At some point in ancient technology history, someone realized they needed to isolate a control signal. By “isolate” we mean that no common electrical signal path would exist between the control signal and the controlled device. Another term for this is galvanic isolation.
Before 5V, 3.3V, and 1.8V logic, this isolation was usually used in industrial control applications. “Ground” or circuit common in one piece of equipment could easily be at a significantly different potential than ground in an adjacent piece of equipment (and this is still an issue). Control signals could be passed from subsystem to subsystem via relays, making the circuit common issue moot. Also in use: an early, simpler form of the optocoupler — a small light-tight module with an incandescent or neon lamp and a cadmium sulfide (CdS) photo cell mounted side-by-side.
Crude, but effective. And, of course, the predecessor to the silicon based opto-isolator IC. The incandescent and neon lamp version are useful in applications where the controlling voltage is in the range of 12V to several hundred volts, AC or DC. These optocouplers were not useful for conveying rapidly changing signal information, but at the time, they worked just fine.
Once the need for passing fast-changing signals came to the fore, the silicon-based optocoupler really began to shine (pun intended). These use an LED and a phototransistor or a photodiode plus amplifier, so they could be pretty speedy. And it was easy to put multiple devices in one package — handy for moving lots of digital signals to and fro.
Now we are starting to see a new type of signal coupling device. It does not use light — no LEDs and phototransistors. Instead, the coupling is done magnetically. The device shown below is the Analog Devices ADuM144x series.

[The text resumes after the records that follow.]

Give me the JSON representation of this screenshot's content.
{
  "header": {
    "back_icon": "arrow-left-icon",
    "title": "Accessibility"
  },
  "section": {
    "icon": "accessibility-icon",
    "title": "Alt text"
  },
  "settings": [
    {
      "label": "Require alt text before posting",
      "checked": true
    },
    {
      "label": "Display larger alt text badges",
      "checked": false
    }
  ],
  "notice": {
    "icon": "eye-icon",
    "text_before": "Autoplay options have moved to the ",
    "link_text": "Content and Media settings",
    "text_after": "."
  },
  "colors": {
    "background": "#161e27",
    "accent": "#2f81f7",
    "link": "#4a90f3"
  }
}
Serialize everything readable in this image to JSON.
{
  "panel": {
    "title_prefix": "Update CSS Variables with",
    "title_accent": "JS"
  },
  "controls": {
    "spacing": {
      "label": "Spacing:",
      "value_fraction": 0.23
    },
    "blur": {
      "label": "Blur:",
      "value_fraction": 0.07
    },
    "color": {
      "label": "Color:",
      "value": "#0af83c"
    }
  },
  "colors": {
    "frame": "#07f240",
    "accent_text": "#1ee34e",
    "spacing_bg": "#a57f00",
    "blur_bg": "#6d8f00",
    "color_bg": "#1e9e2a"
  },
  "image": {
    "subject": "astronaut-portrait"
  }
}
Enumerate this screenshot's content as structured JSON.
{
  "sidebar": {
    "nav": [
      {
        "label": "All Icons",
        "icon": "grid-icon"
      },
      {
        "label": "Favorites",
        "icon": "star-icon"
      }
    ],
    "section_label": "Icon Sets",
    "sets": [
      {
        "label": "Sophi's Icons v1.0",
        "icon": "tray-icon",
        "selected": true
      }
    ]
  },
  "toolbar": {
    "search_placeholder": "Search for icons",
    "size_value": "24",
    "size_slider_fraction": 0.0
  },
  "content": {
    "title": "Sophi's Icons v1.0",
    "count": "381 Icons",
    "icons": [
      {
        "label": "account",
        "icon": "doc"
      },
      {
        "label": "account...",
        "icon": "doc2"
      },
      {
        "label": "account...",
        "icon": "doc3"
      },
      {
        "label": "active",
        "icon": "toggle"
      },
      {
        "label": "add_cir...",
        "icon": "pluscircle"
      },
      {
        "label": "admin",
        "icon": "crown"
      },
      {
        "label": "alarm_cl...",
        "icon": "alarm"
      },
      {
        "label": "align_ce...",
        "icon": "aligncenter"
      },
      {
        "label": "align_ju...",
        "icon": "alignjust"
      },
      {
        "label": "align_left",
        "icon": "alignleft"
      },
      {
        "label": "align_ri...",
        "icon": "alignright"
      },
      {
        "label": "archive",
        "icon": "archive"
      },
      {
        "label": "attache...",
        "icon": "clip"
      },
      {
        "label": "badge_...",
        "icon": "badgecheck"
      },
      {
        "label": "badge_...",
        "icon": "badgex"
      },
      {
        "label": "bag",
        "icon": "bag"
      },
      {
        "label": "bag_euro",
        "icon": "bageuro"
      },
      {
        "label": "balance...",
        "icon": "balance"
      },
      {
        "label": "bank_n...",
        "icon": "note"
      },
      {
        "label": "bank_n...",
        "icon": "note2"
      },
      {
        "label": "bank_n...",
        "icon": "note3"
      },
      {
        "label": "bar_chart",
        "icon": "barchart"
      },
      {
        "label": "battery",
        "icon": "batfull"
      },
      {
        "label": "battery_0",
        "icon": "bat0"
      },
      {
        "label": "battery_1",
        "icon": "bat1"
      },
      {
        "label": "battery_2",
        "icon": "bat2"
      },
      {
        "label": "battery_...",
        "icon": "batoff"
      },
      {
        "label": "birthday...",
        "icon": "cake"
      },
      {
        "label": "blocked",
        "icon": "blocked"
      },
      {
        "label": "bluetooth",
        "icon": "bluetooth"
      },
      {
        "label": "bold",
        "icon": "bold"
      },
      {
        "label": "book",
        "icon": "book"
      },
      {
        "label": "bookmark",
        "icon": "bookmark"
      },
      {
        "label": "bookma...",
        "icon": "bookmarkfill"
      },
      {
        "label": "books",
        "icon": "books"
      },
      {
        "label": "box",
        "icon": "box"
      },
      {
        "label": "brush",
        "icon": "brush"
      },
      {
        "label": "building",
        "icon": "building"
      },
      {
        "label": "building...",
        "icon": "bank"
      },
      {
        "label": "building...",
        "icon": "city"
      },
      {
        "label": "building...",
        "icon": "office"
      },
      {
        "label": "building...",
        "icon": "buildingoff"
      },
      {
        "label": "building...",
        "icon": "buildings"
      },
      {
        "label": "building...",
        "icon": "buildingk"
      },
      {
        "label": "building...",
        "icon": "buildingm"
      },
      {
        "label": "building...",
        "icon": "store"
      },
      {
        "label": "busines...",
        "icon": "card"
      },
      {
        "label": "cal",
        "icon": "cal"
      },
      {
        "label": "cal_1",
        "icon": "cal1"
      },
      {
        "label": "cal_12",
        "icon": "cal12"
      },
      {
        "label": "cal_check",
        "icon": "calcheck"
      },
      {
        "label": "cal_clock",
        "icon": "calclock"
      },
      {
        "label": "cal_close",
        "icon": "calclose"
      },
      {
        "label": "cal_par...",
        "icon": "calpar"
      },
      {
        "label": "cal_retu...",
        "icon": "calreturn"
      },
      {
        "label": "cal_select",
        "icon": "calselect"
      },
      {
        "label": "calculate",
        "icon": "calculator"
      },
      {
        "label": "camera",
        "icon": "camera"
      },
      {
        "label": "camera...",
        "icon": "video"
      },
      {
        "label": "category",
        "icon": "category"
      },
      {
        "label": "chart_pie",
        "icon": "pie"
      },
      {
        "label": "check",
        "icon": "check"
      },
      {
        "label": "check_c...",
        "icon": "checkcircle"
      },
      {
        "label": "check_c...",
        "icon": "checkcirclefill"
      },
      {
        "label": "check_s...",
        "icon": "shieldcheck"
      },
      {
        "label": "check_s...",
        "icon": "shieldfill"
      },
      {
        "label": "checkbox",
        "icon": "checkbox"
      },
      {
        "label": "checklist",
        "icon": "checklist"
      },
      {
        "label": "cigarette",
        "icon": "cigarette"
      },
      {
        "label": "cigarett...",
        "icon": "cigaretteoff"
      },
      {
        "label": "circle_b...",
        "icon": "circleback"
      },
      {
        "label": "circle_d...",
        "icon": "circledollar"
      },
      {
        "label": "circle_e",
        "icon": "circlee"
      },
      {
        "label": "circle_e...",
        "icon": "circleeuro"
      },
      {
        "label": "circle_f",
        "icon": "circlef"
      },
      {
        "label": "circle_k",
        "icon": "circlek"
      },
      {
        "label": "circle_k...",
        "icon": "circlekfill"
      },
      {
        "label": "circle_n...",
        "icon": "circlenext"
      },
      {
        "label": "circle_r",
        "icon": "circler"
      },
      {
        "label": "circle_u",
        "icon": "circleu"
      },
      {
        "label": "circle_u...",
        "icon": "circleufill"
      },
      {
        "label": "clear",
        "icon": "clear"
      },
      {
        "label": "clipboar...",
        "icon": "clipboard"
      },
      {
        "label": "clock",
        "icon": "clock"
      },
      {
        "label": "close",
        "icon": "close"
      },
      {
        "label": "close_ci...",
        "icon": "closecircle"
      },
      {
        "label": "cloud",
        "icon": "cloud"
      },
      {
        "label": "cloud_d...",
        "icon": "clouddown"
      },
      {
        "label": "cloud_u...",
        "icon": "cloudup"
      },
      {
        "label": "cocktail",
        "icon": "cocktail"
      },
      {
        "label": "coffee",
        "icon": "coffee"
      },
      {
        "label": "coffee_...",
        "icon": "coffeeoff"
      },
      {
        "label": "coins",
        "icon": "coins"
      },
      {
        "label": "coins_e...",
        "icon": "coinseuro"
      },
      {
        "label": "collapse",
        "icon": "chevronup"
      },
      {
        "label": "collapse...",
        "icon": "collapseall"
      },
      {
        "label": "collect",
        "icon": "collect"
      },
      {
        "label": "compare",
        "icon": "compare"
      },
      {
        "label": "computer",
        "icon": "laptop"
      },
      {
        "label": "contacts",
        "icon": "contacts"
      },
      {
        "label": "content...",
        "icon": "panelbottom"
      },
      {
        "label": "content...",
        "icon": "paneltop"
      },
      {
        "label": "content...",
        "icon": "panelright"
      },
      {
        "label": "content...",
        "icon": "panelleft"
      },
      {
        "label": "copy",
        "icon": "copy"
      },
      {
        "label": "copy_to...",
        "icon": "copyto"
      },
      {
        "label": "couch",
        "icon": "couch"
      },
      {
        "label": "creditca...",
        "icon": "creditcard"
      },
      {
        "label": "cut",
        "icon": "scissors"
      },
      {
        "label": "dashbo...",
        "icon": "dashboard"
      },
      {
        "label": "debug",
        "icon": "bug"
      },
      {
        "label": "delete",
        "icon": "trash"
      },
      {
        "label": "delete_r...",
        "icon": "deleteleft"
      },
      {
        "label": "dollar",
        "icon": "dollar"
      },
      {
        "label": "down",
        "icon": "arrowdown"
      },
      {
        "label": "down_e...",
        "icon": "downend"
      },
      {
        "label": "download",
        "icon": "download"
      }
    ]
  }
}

Again, putting multiple channels in one package is common. Better yet, this one has bidirectional capability on two of the four channels, useful in some data-com applications. And these devices can pass data about as fast as or faster than the opto devices. Isolation looks quite good and current draw is better than the LED devices — plus these can easily operate at lower supply voltages.
These nice features come at a price, however. By which I mean that the price you pay for such features is the increased price compared to a 4N25. Note also that the ADI parts do have some amount of susceptibility to external magnetic fields. A closer look at the data sheet (cited above) will shed some light (so to speak) on the degree of susceptibility.
Which methods of isolated coupling techniques have you used? What works well and what problems have you run into?
- (Under)standing Your Ground
- The Ground Myth
- Reclaiming Lost Knowledge
- Questions About Analog? Step Right Up